• **DESCRIPTION OF THE TASK**
Give the data again in full, exactly as written below.

[Website and app data records]
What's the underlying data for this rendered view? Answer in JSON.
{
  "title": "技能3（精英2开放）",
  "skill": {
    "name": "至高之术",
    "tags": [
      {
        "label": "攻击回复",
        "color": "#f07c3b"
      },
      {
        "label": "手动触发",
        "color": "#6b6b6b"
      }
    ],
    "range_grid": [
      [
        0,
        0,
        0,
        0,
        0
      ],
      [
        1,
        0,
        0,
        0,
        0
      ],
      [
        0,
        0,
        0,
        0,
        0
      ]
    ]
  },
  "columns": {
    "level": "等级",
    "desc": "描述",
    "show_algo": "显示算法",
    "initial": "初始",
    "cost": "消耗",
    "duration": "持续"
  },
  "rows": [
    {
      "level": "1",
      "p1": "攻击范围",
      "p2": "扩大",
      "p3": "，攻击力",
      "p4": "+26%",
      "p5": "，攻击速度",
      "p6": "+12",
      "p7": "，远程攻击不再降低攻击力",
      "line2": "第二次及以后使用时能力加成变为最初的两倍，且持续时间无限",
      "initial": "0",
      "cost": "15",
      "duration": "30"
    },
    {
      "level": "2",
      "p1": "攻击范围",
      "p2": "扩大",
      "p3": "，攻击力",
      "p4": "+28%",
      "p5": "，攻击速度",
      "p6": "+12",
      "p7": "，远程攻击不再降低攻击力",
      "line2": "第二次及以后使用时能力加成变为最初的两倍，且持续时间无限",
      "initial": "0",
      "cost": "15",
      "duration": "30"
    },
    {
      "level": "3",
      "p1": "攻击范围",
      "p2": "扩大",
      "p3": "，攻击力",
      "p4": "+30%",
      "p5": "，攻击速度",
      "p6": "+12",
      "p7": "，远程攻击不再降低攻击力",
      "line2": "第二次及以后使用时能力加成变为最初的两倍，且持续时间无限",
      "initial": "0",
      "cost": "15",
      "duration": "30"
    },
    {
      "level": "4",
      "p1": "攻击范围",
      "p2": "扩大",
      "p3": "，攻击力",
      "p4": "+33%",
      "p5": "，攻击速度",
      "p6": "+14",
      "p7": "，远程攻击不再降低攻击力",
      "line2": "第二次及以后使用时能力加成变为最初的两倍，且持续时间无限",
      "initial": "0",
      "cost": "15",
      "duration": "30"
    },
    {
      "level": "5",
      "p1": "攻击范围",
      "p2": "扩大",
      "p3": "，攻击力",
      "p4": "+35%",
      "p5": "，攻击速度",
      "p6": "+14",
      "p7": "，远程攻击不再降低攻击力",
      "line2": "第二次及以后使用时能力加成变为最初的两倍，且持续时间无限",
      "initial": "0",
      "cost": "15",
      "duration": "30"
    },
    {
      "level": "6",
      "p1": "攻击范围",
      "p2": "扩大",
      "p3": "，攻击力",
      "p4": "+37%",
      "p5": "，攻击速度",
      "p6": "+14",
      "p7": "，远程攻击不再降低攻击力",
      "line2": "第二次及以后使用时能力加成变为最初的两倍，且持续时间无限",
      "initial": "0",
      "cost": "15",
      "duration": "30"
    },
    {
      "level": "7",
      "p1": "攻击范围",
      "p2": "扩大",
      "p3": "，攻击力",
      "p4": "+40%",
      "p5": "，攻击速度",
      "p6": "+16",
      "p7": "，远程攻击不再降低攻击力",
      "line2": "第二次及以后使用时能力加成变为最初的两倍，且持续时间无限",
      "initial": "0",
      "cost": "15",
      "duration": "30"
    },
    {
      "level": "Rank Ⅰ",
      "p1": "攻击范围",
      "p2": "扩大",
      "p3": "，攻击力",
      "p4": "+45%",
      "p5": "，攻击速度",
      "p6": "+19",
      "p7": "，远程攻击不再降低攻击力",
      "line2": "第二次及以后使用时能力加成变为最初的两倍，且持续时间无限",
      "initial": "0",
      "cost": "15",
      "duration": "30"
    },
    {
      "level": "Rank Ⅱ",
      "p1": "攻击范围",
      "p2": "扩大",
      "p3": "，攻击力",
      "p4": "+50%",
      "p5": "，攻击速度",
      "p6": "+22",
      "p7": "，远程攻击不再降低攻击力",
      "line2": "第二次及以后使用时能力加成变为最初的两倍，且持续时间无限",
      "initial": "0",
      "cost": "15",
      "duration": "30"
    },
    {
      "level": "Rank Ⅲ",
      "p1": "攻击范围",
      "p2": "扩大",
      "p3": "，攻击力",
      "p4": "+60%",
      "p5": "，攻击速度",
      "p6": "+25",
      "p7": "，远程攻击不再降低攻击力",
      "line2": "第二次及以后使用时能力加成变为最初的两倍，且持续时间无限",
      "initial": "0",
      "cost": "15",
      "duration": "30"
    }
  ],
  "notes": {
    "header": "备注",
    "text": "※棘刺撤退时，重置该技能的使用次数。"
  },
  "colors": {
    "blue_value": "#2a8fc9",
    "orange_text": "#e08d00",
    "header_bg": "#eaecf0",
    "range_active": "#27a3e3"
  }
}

• **RESPONSE AREA**
What's the underlying data for this rendered view? Answer in JSON.
{
  "title": "技能3（精英2开放）",
  "skill": {
    "name": "至高之术",
    "tags": [
      {
        "label": "攻击回复",
        "color": "#f07c3b"
      },
      {
        "label": "手动触发",
        "color": "#6b6b6b"
      }
    ],
    "range_grid": [
      [
        0,
        0,
        0,
        0,
        0
      ],
      [
        1,
        0,
        0,
        0,
        0
      ],
      [
        0,
        0,
        0,
        0,
        0
      ]
    ]
  },
  "columns": {
    "level": "等级",
    "desc": "描述",
    "show_algo": "显示算法",
    "initial": "初始",
    "cost": "消耗",
    "duration": "持续"
  },
  "rows": [
    {
      "level": "1",
      "p1": "攻击范围",
      "p2": "扩大",
      "p3": "，攻击力",
      "p4": "+26%",
      "p5": "，攻击速度",
      "p6": "+12",
      "p7": "，远程攻击不再降低攻击力",
      "line2": "第二次及以后使用时能力加成变为最初的两倍，且持续时间无限",
      "initial": "0",
      "cost": "15",
      "duration": "30"
    },
    {
      "level": "2",
      "p1": "攻击范围",
      "p2": "扩大",
      "p3": "，攻击力",
      "p4": "+28%",
      "p5": "，攻击速度",
      "p6": "+12",
      "p7": "，远程攻击不再降低攻击力",
      "line2": "第二次及以后使用时能力加成变为最初的两倍，且持续时间无限",
      "initial": "0",
      "cost": "15",
      "duration": "30"
    },
    {
      "level": "3",
      "p1": "攻击范围",
      "p2": "扩大",
      "p3": "，攻击力",
      "p4": "+30%",
      "p5": "，攻击速度",
      "p6": "+12",
      "p7": "，远程攻击不再降低攻击力",
      "line2": "第二次及以后使用时能力加成变为最初的两倍，且持续时间无限",
      "initial": "0",
      "cost": "15",
      "duration": "30"
    },
    {
      "level": "4",
      "p1": "攻击范围",
      "p2": "扩大",
      "p3": "，攻击力",
      "p4": "+33%",
      "p5": "，攻击速度",
      "p6": "+14",
      "p7": "，远程攻击不再降低攻击力",
      "line2": "第二次及以后使用时能力加成变为最初的两倍，且持续时间无限",
      "initial": "0",
      "cost": "15",
      "duration": "30"
    },
    {
      "level": "5",
      "p1": "攻击范围",
      "p2": "扩大",
      "p3": "，攻击力",
      "p4": "+35%",
      "p5": "，攻击速度",
      "p6": "+14",
      "p7": "，远程攻击不再降低攻击力",
      "line2": "第二次及以后使用时能力加成变为最初的两倍，且持续时间无限",
      "initial": "0",
      "cost": "15",
      "duration": "30"
    },
    {
      "level": "6",
      "p1": "攻击范围",
      "p2": "扩大",
      "p3": "，攻击力",
      "p4": "+37%",
      "p5": "，攻击速度",
      "p6": "+14",
      "p7": "，远程攻击不再降低攻击力",
      "line2": "第二次及以后使用时能力加成变为最初的两倍，且持续时间无限",
      "initial": "0",
      "cost": "15",
      "duration": "30"
    },
    {
      "level": "7",
      "p1": "攻击范围",
      "p2": "扩大",
      "p3": "，攻击力",
      "p4": "+40%",
      "p5": "，攻击速度",
      "p6": "+16",
      "p7": "，远程攻击不再降低攻击力",
      "line2": "第二次及以后使用时能力加成变为最初的两倍，且持续时间无限",
      "initial": "0",
      "cost": "15",
      "duration": "30"
    },
    {
      "level": "Rank Ⅰ",
      "p1": "攻击范围",
      "p2": "扩大",
      "p3": "，攻击力",
      "p4": "+45%",
      "p5": "，攻击速度",
      "p6": "+19",
      "p7": "，远程攻击不再降低攻击力",
      "line2": "第二次及以后使用时能力加成变为最初的两倍，且持续时间无限",
      "initial": "0",
      "cost": "15",
      "duration": "30"
    },
    {
      "level": "Rank Ⅱ",
      "p1": "攻击范围",
      "p2": "扩大",
      "p3": "，攻击力",
      "p4": "+50%",
      "p5": "，攻击速度",
      "p6": "+22",
      "p7": "，远程攻击不再降低攻击力",
      "line2": "第二次及以后使用时能力加成变为最初的两倍，且持续时间无限",
      "initial": "0",
      "cost": "15",
      "duration": "30"
    },
    {
      "level": "Rank Ⅲ",
      "p1": "攻击范围",
      "p2": "扩大",
      "p3": "，攻击力",
      "p4": "+60%",
      "p5": "，攻击速度",
      "p6": "+25",
      "p7": "，远程攻击不再降低攻击力",
      "line2": "第二次及以后使用时能力加成变为最初的两倍，且持续时间无限",
      "initial": "0",
      "cost": "15",
      "duration": "30"
    }
  ],
  "notes": {
    "header": "备注",
    "text": "※棘刺撤退时，重置该技能的使用次数。"
  },
  "colors": {
    "blue_value": "#2a8fc9",
    "orange_text": "#e08d00",
    "header_bg": "#eaecf0",
    "range_active": "#27a3e3"
  }
}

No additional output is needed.